Want to know what the rest of your life is going to be like? Be forewarned about the bad things and the good things?
Would you trust a fortune teller to read your palm, check out your lifeline, and tell you how many years you have left?
Well, a California company, 23andMe could help you. Since we are made of cells and there are 23 pairs of chromosomes in every cell, this company's DNA testing can give an ordinary person (like you and me) a window into their DNA.
23andMe was founded five years ago by two women, Anne Wojcicki, and Linda Avery, who have top-drawer credits and years of experience in the field of genetic testing. Their company's DNA test kit was named "Invention of the Year" by Time Magazine in 2008.
Right now Avery is working specifically on Alzheimer's. Anne Wojcicki runs the company now. She was married, is now divorced from Sergey Brin, the co-founder of Google, whose Mother has Parkinson's. It's not surprising that Google invested $3,900,000 in the company.

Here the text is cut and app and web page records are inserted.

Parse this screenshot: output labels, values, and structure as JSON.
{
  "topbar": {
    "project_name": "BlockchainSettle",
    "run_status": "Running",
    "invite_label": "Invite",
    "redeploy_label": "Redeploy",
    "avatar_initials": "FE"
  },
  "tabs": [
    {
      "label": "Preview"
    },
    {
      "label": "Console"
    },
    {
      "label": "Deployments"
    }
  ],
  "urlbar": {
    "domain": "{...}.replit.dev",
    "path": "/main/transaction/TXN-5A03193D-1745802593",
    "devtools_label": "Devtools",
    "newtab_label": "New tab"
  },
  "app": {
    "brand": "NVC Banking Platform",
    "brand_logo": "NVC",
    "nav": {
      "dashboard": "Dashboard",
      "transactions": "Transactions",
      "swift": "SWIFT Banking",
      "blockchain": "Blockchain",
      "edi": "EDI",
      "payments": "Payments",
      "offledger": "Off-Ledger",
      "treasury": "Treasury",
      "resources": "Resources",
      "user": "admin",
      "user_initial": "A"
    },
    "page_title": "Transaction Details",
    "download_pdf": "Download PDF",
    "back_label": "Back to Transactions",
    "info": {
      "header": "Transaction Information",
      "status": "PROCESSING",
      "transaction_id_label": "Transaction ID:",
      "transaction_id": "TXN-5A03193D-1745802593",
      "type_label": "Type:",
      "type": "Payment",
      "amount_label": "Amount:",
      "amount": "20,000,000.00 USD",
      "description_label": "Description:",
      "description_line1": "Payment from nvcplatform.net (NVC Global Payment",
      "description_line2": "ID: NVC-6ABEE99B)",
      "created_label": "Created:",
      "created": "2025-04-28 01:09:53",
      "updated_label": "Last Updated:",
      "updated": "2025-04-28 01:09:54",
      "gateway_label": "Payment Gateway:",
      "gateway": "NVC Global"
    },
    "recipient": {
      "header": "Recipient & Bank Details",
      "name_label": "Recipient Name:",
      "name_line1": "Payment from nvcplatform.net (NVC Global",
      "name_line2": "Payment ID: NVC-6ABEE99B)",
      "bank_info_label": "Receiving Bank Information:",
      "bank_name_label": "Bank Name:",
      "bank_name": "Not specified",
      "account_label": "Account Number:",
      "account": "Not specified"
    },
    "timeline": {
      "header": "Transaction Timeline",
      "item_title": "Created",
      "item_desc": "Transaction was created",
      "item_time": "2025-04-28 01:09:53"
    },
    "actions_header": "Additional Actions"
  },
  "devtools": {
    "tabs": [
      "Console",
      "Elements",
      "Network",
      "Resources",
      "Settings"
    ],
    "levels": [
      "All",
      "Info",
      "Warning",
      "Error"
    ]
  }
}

Yes, there are other companies that do DNA testing, but none offer to get your results in eight weeks, for a $199 fee that includes a conference with a doctor. Others charge between $1000 and $5000 for a DNA report that your doctor must explain to you.
One can't help wondering about the hugely advertised diseases. Whenever you turn on your television, you're bombarded with fearful things.
23andMe reports telltale markers for 10 diseases. Anyone who buys the $199 the DNA test kit which tests ancestry as well as health, will automatically learn about their potential for:
Parkinson’s disease, nervous system disorder, impacts movement.
Late-onset Alzheimer's progressive brain disorder, destroys memory & thinking skills.
Celiac disease: inability to digest gluten.
Alpha-1 antitrypsin deficiency, raises risk of lung & liver disease.
Early-onset primary dystonia, disorder creating uncontrolled muscle contractions.
Factor XI deficiency, blood-clotting disorder.
Gaucher disease type 1, an organ & tissue disorder.
Glucose-6-Phosphate Dehydrogenase deficiency, (aka G6PD), red blood cell condition.
Hereditary hemochromatosis, iron overload disorder; thrombophilia, blood-clot disorder.
The FDA (Food & Drug Administration) just recently suspended its ban on 23andMe. At present, it is the only company allowed to give out genetic disease reports to consumers without a doctor’s prescription. Current 23andMe customers in the U.S. will get these reports, but due to regulations, it is not happening for other customers in other countries.
So would you buy a DNA test kit from 23and Me?
Galavanting on the Internet, I've looked at videos and comments of medical people and ordinary folks with pro and con opinions about DNA testing. I read a blog by a guy who bought the 23andME testing kit and was on the verge suicide because of the bad news.
Are you thinking hmm...?
Would you rather keep floating along, dancing along the way you’re dancing, or would you at some point -- go ahead and find out where you’re heading? Me, I'll keep dancing. What about you?